PROBLEM DESCRIPTION
Would you retype every entry that follows without altering a word?

::::::

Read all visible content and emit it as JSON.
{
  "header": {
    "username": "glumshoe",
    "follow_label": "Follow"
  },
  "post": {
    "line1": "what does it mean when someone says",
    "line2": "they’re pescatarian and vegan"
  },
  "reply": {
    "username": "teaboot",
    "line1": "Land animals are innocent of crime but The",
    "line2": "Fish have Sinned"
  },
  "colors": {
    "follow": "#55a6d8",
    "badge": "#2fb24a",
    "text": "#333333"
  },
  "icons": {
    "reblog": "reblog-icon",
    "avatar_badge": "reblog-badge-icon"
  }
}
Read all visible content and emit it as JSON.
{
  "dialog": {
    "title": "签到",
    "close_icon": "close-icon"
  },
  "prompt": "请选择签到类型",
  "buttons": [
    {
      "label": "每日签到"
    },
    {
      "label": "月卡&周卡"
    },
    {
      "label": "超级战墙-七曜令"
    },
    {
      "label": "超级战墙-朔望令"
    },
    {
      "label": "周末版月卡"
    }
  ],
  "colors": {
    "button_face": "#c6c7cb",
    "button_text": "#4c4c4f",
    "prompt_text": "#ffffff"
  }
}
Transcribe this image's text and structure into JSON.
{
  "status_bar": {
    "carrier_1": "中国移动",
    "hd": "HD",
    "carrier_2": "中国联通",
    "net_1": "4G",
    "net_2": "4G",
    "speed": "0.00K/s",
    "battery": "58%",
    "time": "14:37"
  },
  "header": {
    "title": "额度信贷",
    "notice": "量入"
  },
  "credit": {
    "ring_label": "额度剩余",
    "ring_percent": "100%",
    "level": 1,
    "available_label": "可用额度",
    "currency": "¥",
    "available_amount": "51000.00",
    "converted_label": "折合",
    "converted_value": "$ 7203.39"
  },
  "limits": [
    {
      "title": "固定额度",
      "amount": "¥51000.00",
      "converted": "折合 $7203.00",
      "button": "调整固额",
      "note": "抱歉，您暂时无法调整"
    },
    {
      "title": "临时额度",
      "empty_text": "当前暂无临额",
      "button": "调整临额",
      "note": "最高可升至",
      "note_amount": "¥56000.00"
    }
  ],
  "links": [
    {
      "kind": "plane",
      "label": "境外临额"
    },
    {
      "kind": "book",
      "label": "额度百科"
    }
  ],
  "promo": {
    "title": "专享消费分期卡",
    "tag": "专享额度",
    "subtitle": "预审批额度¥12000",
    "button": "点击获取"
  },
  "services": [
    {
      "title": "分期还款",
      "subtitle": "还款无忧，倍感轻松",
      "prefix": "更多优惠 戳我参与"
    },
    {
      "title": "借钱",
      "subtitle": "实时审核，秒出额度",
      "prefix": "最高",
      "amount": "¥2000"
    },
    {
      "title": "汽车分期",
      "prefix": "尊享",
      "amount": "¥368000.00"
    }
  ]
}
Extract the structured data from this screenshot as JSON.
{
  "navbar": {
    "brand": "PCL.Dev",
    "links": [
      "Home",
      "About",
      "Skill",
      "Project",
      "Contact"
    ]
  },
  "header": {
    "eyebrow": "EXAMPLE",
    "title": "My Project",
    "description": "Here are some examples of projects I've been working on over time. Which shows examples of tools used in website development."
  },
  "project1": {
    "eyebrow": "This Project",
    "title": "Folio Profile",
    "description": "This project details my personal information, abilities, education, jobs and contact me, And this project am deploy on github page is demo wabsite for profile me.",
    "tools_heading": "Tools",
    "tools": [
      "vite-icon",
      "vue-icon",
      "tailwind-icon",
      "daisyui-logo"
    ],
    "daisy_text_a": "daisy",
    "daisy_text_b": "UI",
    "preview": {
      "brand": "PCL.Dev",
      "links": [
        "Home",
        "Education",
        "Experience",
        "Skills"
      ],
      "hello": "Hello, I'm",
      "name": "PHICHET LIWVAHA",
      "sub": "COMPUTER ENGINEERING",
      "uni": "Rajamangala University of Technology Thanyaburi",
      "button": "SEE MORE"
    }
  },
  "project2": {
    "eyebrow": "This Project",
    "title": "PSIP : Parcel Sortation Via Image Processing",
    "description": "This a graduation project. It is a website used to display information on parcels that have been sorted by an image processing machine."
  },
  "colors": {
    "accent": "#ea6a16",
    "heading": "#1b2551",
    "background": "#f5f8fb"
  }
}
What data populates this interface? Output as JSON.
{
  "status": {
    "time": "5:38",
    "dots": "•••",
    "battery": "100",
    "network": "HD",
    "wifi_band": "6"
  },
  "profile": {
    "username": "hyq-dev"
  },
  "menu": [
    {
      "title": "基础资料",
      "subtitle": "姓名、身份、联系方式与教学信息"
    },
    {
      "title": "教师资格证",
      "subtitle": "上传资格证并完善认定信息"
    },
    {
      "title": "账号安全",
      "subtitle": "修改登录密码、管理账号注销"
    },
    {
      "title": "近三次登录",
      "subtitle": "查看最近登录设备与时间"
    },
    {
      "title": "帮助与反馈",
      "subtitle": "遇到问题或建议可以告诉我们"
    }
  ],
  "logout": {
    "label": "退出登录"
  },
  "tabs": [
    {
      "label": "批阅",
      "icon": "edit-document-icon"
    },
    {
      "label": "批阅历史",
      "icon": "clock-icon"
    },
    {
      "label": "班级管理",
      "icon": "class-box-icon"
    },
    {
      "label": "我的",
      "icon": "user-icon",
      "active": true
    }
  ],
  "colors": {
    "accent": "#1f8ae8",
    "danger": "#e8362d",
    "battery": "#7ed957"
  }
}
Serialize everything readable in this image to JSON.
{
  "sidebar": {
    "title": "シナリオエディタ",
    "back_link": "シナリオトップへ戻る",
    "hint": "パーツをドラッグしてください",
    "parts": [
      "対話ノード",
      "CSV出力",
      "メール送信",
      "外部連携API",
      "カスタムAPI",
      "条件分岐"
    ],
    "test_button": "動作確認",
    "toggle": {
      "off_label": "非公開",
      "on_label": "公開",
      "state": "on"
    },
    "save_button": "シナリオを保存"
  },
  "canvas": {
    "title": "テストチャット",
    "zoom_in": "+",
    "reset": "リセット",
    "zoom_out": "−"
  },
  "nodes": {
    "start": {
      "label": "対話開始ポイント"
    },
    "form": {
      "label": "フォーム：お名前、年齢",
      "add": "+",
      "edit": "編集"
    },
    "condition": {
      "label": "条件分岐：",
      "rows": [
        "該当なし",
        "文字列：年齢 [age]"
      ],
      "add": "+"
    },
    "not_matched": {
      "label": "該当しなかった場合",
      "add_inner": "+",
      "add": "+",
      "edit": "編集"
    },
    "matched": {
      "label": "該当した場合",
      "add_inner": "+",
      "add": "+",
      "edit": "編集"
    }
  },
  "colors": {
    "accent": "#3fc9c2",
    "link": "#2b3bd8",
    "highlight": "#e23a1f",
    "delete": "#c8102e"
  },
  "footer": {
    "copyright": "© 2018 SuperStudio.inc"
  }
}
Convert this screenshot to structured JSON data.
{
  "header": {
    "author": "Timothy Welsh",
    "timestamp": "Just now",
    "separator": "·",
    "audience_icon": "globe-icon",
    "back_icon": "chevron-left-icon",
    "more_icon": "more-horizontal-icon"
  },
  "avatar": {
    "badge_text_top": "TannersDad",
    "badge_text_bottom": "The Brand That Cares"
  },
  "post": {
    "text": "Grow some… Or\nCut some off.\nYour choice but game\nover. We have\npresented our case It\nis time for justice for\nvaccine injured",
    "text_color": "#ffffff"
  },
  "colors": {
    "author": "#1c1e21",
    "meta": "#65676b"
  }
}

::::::

RESPONSE TO THE EXERCISE
Read all visible content and emit it as JSON.
{
  "header": {
    "username": "glumshoe",
    "follow_label": "Follow"
  },
  "post": {
    "line1": "what does it mean when someone says",
    "line2": "they’re pescatarian and vegan"
  },
  "reply": {
    "username": "teaboot",
    "line1": "Land animals are innocent of crime but The",
    "line2": "Fish have Sinned"
  },
  "colors": {
    "follow": "#55a6d8",
    "badge": "#2fb24a",
    "text": "#333333"
  },
  "icons": {
    "reblog": "reblog-icon",
    "avatar_badge": "reblog-badge-icon"
  }
}
Read all visible content and emit it as JSON.
{
  "dialog": {
    "title": "签到",
    "close_icon": "close-icon"
  },
  "prompt": "请选择签到类型",
  "buttons": [
    {
      "label": "每日签到"
    },
    {
      "label": "月卡&周卡"
    },
    {
      "label": "超级战墙-七曜令"
    },
    {
      "label": "超级战墙-朔望令"
    },
    {
      "label": "周末版月卡"
    }
  ],
  "colors": {
    "button_face": "#c6c7cb",
    "button_text": "#4c4c4f",
    "prompt_text": "#ffffff"
  }
}
Transcribe this image's text and structure into JSON.
{
  "status_bar": {
    "carrier_1": "中国移动",
    "hd": "HD",
    "carrier_2": "中国联通",
    "net_1": "4G",
    "net_2": "4G",
    "speed": "0.00K/s",
    "battery": "58%",
    "time": "14:37"
  },
  "header": {
    "title": "额度信贷",
    "notice": "量入"
  },
  "credit": {
    "ring_label": "额度剩余",
    "ring_percent": "100%",
    "level": 1,
    "available_label": "可用额度",
    "currency": "¥",
    "available_amount": "51000.00",
    "converted_label": "折合",
    "converted_value": "$ 7203.39"
  },
  "limits": [
    {
      "title": "固定额度",
      "amount": "¥51000.00",
      "converted": "折合 $7203.00",
      "button": "调整固额",
      "note": "抱歉，您暂时无法调整"
    },
    {
      "title": "临时额度",
      "empty_text": "当前暂无临额",
      "button": "调整临额",
      "note": "最高可升至",
      "note_amount": "¥56000.00"
    }
  ],
  "links": [
    {
      "kind": "plane",
      "label": "境外临额"
    },
    {
      "kind": "book",
      "label": "额度百科"
    }
  ],
  "promo": {
    "title": "专享消费分期卡",
    "tag": "专享额度",
    "subtitle": "预审批额度¥12000",
    "button": "点击获取"
  },
  "services": [
    {
      "title": "分期还款",
      "subtitle": "还款无忧，倍感轻松",
      "prefix": "更多优惠 戳我参与"
    },
    {
      "title": "借钱",
      "subtitle": "实时审核，秒出额度",
      "prefix": "最高",
      "amount": "¥2000"
    },
    {
      "title": "汽车分期",
      "prefix": "尊享",
      "amount": "¥368000.00"
    }
  ]
}
Extract the structured data from this screenshot as JSON.
{
  "navbar": {
    "brand": "PCL.Dev",
    "links": [
      "Home",
      "About",
      "Skill",
      "Project",
      "Contact"
    ]
  },
  "header": {
    "eyebrow": "EXAMPLE",
    "title": "My Project",
    "description": "Here are some examples of projects I've been working on over time. Which shows examples of tools used in website development."
  },
  "project1": {
    "eyebrow": "This Project",
    "title": "Folio Profile",
    "description": "This project details my personal information, abilities, education, jobs and contact me, And this project am deploy on github page is demo wabsite for profile me.",
    "tools_heading": "Tools",
    "tools": [
      "vite-icon",
      "vue-icon",
      "tailwind-icon",
      "daisyui-logo"
    ],
    "daisy_text_a": "daisy",
    "daisy_text_b": "UI",
    "preview": {
      "brand": "PCL.Dev",
      "links": [
        "Home",
        "Education",
        "Experience",
        "Skills"
      ],
      "hello": "Hello, I'm",
      "name": "PHICHET LIWVAHA",
      "sub": "COMPUTER ENGINEERING",
      "uni": "Rajamangala University of Technology Thanyaburi",
      "button": "SEE MORE"
    }
  },
  "project2": {
    "eyebrow": "This Project",
    "title": "PSIP : Parcel Sortation Via Image Processing",
    "description": "This a graduation project. It is a website used to display information on parcels that have been sorted by an image processing machine."
  },
  "colors": {
    "accent": "#ea6a16",
    "heading": "#1b2551",
    "background": "#f5f8fb"
  }
}
What data populates this interface? Output as JSON.
{
  "status": {
    "time": "5:38",
    "dots": "•••",
    "battery": "100",
    "network": "HD",
    "wifi_band": "6"
  },
  "profile": {
    "username": "hyq-dev"
  },
  "menu": [
    {
      "title": "基础资料",
      "subtitle": "姓名、身份、联系方式与教学信息"
    },
    {
      "title": "教师资格证",
      "subtitle": "上传资格证并完善认定信息"
    },
    {
      "title": "账号安全",
      "subtitle": "修改登录密码、管理账号注销"
    },
    {
      "title": "近三次登录",
      "subtitle": "查看最近登录设备与时间"
    },
    {
      "title": "帮助与反馈",
      "subtitle": "遇到问题或建议可以告诉我们"
    }
  ],
  "logout": {
    "label": "退出登录"
  },
  "tabs": [
    {
      "label": "批阅",
      "icon": "edit-document-icon"
    },
    {
      "label": "批阅历史",
      "icon": "clock-icon"
    },
    {
      "label": "班级管理",
      "icon": "class-box-icon"
    },
    {
      "label": "我的",
      "icon": "user-icon",
      "active": true
    }
  ],
  "colors": {
    "accent": "#1f8ae8",
    "danger": "#e8362d",
    "battery": "#7ed957"
  }
}
Serialize everything readable in this image to JSON.
{
  "sidebar": {
    "title": "シナリオエディタ",
    "back_link": "シナリオトップへ戻る",
    "hint": "パーツをドラッグしてください",
    "parts": [
      "対話ノード",
      "CSV出力",
      "メール送信",
      "外部連携API",
      "カスタムAPI",
      "条件分岐"
    ],
    "test_button": "動作確認",
    "toggle": {
      "off_label": "非公開",
      "on_label": "公開",
      "state": "on"
    },
    "save_button": "シナリオを保存"
  },
  "canvas": {
    "title": "テストチャット",
    "zoom_in": "+",
    "reset": "リセット",
    "zoom_out": "−"
  },
  "nodes": {
    "start": {
      "label": "対話開始ポイント"
    },
    "form": {
      "label": "フォーム：お名前、年齢",
      "add": "+",
      "edit": "編集"
    },
    "condition": {
      "label": "条件分岐：",
      "rows": [
        "該当なし",
        "文字列：年齢 [age]"
      ],
      "add": "+"
    },
    "not_matched": {
      "label": "該当しなかった場合",
      "add_inner": "+",
      "add": "+",
      "edit": "編集"
    },
    "matched": {
      "label": "該当した場合",
      "add_inner": "+",
      "add": "+",
      "edit": "編集"
    }
  },
  "colors": {
    "accent": "#3fc9c2",
    "link": "#2b3bd8",
    "highlight": "#e23a1f",
    "delete": "#c8102e"
  },
  "footer": {
    "copyright": "© 2018 SuperStudio.inc"
  }
}
Convert this screenshot to structured JSON data.
{
  "header": {
    "author": "Timothy Welsh",
    "timestamp": "Just now",
    "separator": "·",
    "audience_icon": "globe-icon",
    "back_icon": "chevron-left-icon",
    "more_icon": "more-horizontal-icon"
  },
  "avatar": {
    "badge_text_top": "TannersDad",
    "badge_text_bottom": "The Brand That Cares"
  },
  "post": {
    "text": "Grow some… Or\nCut some off.\nYour choice but game\nover. We have\npresented our case It\nis time for justice for\nvaccine injured",
    "text_color": "#ffffff"
  },
  "colors": {
    "author": "#1c1e21",
    "meta": "#65676b"
  }
}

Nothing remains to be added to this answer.